Average house prices increased by 4.3% in 2017 to a typical €1,532 per square metre, or around €153,200 for a large three-bedroomed apartment, according to the Quantity Surveyors’ Society (Sociedad de Tasación, or ST).
Figures have just been released for the end of last year, showing that the highest increase in prices was in Barcelona – by 10.2% – and confirming that the Catalunya political crisis has had no negative effect on home values in the region’s largest and Spain’s second-largest city.
Now having been on the up for two-and-a-half years non-stop, rising by 2.3% in the second half of 2017, the ST’s statistics show the recovery which started in 2015 is gradually consolidating itself.
Home value increases have gathered strength, too, given that the second quarter of 2016 showed a year-on-year rise of just 0.3% – considerably lower than that for the end of 2017.
Between 2015 and the end of 2017, home prices on average per square metre rose by €100, adding a typical €10,000 to the cost of a large three-bedroomed apartment.
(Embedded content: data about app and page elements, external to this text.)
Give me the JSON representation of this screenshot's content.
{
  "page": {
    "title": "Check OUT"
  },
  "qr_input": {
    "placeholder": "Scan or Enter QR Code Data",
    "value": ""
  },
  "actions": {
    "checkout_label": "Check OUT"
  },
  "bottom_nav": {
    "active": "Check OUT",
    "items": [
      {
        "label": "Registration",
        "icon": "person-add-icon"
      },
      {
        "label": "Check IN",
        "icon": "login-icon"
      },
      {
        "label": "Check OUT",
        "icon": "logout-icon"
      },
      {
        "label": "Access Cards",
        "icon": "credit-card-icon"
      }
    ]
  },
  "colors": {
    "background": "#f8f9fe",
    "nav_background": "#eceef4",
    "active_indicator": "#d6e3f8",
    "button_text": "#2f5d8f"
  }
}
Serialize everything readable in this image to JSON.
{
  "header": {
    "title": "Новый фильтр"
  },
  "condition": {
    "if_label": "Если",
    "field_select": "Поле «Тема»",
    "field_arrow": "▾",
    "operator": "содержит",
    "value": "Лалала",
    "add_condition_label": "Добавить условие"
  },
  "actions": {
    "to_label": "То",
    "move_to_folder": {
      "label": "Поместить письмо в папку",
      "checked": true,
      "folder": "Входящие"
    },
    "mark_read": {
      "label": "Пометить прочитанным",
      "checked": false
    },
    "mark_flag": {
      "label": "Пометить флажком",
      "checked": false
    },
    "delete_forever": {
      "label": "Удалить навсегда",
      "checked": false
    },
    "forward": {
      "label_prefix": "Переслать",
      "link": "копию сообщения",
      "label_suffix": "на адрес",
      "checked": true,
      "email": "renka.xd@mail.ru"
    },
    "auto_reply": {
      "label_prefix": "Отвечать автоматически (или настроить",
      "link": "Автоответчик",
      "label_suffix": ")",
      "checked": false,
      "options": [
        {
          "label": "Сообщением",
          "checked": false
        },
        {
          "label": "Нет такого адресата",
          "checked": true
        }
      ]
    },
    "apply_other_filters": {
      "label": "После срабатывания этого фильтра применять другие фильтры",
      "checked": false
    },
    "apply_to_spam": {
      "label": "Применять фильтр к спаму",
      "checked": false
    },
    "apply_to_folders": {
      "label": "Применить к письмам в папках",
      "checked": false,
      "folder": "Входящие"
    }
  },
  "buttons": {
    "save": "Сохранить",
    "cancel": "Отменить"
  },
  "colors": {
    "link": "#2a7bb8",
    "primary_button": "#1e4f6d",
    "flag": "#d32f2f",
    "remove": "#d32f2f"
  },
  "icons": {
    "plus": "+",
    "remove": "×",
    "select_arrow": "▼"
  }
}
Despite this, the ST has highlighted a ‘two-speed’ housing market at work in Spain: after Barcelona’s 10.2% and its wider region’s 8.7% hike, the highest increases in price were seen in the Balearic Islands (7.5%) and the Greater Madrid region (6.9%), yet home values continued to drop in less-inhabited and less-touristy areas such as the provinces of Teruel (down by 1.3%), Segovia (a reduction of 1.1%) and those of Cuenca, Soria and Zamora (showing a 1% fall).
In terms of regional home value changes overall, the lowest were seen in Castilla y León and in Murcia, where prices went up by just 0.3% on average; Castilla-La Mancha, with a 0.4% increase, and Asturias in the north, where the cost of buying a residential property rose by just 0.6%.
All regions except for Murcia, where prices fell by 0.1%, saw increases in the second half of 2017, with Catalunya showing the healthiest figures, up by 4.7%.
The ST’s figures show that the average buyer needs to spend 7.5 years of their full gross annual salary on a home, a figure that has not moved in several years.
This rises to 14.9 years in the Balearic Islands, and falls to 4.8 years in La Rioja and 4.9 years in Murcia.
Renting instead of buying is increasing in popularity, having gone up from 7.6% in 2016 to 8.2% in 2017 – although owner-occupancy continues to be the overwhelmingly preferred type of living, as more than eight in 10 adult residents in Spain – except for those still living with their families of origin – either own their properties outright, or have a mortgage.
The northern half of Mediterranean Spain saw the greatest hikes in rent prices – 8.72% in Barcelona, 8.45% in Lleida and 8.11% in Valencia.
Some of the lowest returns for landlords are found in the provinces of Guipúzcoa and Vizcaya in the Basque Country, and in A Coruña in Galicia.
The Balearic Islands have seen a 3.2% drop in returns for landlords, mainly because the cost of buying property has risen so sharply.